Rudd has also stressed  the risks to energy security that a vote to Leave could entail. In a speech made last Thursday, she pointed her finger particularly in the direction of Vladamir Putin and his ability to bloc gas supplies to the UK: “As a bloc of 500 million people we have the power to force Putin’s hand. We can coordinate our response to a crisis.”

It could also choke investment into British energy infrastructure

£45bn was invested in Britain’s energy system from elsewhere in the EU in 2014. But the German industrial conglomerate Siemens, who makes hundreds of the turbines used the UK’s offshore windfarms, has warned that Brexit “could make the UK a less attractive place to do business”.

Petrol costs would also rise

The AA has warned that leaving the EU could cause petrol prices to rise by as much 19p a litre. That’s an extra £10 every time you fill up the family car.

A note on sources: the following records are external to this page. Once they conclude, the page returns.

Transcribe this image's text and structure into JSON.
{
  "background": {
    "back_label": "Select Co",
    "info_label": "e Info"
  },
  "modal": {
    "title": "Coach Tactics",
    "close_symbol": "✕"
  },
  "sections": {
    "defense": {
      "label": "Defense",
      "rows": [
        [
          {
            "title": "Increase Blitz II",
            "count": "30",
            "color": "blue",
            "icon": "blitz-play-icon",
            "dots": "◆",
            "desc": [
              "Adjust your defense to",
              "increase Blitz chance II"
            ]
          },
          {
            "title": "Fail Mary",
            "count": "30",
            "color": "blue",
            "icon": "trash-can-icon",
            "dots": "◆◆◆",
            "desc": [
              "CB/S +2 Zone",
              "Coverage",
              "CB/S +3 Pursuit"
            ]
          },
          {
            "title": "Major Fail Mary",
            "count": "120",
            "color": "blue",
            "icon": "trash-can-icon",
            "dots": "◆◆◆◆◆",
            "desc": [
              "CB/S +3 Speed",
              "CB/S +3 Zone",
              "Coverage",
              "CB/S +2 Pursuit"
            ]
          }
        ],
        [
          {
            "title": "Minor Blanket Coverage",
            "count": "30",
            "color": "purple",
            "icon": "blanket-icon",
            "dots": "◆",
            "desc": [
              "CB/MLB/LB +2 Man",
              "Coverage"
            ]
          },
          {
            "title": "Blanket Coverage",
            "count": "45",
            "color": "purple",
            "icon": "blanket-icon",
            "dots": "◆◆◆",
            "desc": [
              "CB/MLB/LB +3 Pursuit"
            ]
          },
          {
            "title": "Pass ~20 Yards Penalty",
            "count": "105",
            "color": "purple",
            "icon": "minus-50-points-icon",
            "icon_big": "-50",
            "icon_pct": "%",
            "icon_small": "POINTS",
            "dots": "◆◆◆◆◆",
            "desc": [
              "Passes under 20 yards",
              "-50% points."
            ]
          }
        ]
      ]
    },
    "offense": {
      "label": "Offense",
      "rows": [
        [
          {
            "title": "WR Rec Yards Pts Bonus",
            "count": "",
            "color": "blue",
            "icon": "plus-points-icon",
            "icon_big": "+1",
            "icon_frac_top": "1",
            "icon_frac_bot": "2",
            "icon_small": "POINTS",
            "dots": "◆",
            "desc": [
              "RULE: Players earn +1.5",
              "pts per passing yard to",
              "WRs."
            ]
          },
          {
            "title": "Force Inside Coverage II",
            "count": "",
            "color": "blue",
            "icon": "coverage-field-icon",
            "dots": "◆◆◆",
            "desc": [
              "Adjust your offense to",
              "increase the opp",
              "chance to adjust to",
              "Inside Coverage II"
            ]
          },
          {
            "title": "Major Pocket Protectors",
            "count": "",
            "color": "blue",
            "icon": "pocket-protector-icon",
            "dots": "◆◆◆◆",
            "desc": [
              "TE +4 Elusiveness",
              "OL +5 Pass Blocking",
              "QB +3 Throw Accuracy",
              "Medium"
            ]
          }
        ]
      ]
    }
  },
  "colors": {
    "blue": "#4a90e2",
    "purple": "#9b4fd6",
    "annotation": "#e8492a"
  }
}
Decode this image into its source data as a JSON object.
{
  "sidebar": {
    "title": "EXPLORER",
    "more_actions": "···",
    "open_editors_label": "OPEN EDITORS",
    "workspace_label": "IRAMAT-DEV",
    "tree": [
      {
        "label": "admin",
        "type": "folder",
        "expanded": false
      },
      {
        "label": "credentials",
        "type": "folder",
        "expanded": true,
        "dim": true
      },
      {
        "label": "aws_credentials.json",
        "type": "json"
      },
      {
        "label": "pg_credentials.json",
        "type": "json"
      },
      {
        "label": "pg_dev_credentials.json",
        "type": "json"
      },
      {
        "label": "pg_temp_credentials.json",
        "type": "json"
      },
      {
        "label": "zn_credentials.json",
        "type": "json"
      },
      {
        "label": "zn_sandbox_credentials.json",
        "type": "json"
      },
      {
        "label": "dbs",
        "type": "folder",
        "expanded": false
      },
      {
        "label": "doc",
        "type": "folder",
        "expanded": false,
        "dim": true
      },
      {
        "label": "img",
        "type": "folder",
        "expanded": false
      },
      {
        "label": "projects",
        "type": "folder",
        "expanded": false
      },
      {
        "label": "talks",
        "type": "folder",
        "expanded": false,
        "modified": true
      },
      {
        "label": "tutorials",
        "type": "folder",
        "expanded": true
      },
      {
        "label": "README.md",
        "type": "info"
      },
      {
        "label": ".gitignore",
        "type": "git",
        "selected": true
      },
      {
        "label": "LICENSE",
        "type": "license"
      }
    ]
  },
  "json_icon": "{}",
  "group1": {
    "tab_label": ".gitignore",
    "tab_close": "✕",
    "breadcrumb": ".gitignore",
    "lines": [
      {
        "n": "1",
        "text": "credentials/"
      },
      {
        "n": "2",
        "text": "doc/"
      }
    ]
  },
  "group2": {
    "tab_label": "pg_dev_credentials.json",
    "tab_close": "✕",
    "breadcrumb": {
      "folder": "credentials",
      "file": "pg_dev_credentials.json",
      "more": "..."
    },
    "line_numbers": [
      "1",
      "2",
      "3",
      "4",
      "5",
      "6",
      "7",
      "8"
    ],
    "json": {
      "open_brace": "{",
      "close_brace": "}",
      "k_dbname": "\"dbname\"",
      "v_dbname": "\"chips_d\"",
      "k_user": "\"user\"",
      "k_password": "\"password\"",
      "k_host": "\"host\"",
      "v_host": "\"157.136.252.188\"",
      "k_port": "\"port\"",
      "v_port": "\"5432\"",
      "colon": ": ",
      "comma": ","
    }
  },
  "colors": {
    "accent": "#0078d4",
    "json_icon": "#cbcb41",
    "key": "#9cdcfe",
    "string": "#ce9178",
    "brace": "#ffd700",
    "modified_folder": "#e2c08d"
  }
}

More cautious estimates, such as that from the RAC, still see pump prices rising by £2 per tank.

The EU is an invaluable ally in the fight against Climate Change

At a speech at a solar farm in Lincolnshire last Friday, Jeremy Corbyn argued that the need for co-orinated energy policy is now greater than ever “Climate change is one of the greatest fights of our generation and, at a time when the Government has scrapped funding for green projects, it is vital that we remain in the EU so we can keep accessing valuable funding streams to protect our environment.”

Corbyn’s statement builds upon those made by Green Party MEP, Keith Taylor, whose consultations with research groups have stressed the importance of maintaining the EU’s energy efficiency directive: “Outside the EU, the government’s zeal for deregulation will put a kibosh on the progress made on energy efficiency in Britain.”

India Bourke is the New Statesman's editorial assistant.